Still, Leung says that if trackers were introduced now, when infection numbers have dropped, citizens would be more concerned about privacy. As time passes, he says, “We see more and more instances of the Hong Kong authorities apparently using emergency COVID-19 measures to suppress protests and dissent.” (China is also using this moment to try to establish its authority over the semi-autonomous territory. After nearly a year of pro-democracy protests, Beijing announced last week that it would consider imposing new national security laws on the city.) For its part, Hong Kong’s Innovation and Technology Bureau says the wristbands are not equipped with GPS, the app does not take data from phones, and, at the end of quarantine, users can simply delete the app and throw away the trackers.
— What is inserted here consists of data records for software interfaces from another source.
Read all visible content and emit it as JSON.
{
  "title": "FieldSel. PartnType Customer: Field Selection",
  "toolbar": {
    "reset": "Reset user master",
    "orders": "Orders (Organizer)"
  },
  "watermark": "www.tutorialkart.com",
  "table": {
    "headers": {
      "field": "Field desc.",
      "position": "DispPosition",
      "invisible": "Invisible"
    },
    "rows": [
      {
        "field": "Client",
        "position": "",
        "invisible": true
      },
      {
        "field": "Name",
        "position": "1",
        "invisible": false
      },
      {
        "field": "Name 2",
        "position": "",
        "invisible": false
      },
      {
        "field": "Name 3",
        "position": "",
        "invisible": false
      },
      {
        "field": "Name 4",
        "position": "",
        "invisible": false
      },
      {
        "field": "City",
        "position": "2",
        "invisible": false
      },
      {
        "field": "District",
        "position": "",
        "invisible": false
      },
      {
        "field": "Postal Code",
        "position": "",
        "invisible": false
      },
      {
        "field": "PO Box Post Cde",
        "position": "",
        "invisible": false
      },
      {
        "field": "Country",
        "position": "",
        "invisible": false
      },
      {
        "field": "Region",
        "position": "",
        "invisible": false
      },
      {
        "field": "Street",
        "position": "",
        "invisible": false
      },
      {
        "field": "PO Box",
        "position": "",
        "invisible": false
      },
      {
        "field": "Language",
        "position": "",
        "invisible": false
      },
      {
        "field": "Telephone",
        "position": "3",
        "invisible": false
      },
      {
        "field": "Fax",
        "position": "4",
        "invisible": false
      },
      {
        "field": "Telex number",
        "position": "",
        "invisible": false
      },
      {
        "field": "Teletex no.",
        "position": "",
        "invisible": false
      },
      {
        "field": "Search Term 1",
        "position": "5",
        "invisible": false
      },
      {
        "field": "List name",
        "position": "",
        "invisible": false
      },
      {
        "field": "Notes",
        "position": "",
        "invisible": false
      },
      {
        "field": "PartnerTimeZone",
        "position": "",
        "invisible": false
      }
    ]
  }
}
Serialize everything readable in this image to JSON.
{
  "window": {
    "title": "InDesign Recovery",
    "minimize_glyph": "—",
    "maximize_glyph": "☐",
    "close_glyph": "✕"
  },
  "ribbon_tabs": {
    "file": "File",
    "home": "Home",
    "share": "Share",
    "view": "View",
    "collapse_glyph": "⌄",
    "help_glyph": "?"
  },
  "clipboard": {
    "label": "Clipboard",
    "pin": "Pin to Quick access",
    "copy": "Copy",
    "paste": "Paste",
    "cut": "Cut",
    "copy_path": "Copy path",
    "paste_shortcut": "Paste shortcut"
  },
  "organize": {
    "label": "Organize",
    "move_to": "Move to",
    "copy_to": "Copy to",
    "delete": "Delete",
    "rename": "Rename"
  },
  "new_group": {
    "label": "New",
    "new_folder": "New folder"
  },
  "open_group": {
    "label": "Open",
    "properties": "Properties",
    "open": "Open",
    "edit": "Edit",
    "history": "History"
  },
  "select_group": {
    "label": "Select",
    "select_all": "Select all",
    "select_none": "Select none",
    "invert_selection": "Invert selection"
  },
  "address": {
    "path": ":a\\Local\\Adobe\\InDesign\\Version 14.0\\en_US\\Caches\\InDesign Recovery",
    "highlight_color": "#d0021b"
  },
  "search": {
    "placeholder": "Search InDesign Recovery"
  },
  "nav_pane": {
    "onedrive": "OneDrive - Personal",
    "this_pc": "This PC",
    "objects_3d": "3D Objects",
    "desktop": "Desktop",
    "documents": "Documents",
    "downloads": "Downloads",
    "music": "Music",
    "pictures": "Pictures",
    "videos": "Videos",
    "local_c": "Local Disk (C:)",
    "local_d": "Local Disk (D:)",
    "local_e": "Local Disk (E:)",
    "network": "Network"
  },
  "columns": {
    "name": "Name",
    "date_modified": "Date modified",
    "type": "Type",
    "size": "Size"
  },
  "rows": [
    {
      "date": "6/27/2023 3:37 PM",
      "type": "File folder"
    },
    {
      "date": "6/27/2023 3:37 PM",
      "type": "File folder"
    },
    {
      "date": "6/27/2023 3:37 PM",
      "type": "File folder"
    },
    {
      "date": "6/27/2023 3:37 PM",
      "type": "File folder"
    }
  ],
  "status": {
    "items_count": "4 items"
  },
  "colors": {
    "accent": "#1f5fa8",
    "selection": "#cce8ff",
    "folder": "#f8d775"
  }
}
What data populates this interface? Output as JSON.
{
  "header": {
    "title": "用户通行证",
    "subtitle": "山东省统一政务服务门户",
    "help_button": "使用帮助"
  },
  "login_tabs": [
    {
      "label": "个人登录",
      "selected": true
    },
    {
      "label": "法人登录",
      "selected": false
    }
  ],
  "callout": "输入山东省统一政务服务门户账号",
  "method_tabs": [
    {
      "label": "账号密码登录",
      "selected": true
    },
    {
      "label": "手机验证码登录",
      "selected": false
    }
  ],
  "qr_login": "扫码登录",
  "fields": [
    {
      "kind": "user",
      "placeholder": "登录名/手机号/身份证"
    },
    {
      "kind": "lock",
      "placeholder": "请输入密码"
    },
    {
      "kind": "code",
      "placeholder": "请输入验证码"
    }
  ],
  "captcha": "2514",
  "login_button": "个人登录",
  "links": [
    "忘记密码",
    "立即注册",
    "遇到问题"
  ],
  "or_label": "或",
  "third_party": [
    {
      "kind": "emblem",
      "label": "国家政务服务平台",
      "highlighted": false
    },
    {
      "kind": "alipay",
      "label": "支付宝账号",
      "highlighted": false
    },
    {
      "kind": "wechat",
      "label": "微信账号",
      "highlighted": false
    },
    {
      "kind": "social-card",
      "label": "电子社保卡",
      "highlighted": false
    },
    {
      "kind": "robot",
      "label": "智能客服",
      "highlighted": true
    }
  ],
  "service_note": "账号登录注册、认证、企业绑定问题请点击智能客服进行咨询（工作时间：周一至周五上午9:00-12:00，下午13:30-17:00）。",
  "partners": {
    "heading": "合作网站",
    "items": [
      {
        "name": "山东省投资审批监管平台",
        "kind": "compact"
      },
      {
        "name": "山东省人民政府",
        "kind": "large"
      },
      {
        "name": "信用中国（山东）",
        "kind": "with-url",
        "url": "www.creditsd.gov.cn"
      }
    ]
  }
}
And as the number of new cases continues to drop — many days there are zero reported — so has the incidence of corona-shaming videos. The reality of a global pandemic is forcing citizens to consider the trade-offs between health and privacy, and many are leaning toward the former. “Recently, people have preferred to have the tracker over having to go to a quarantine facility,” says Siddiqi, “and have been asking our group why they couldn’t get one.”

Whatever one’s feelings about the trackers, Hong Kong’s efforts have worked. The city has largely stayed open for business, and, along with Taiwan, it is leading the world in containing the virus. This city of 7.5 million people has seen 1,064 COVID-19 cases and four deaths; by comparison, New York City has 8.3 million people and has experienced 16,232 deaths. Bars, schools, and libraries are reopening; government workers have returned to offices, and some people from mainland China are allowed in for school and essential business. But testing, quarantine, and trackers are likely to become the new norm until there is a vaccine, effective antivirals, or a drop in overseas cases. And as the past few months have demonstrated, it’s a norm that will take some getting used to.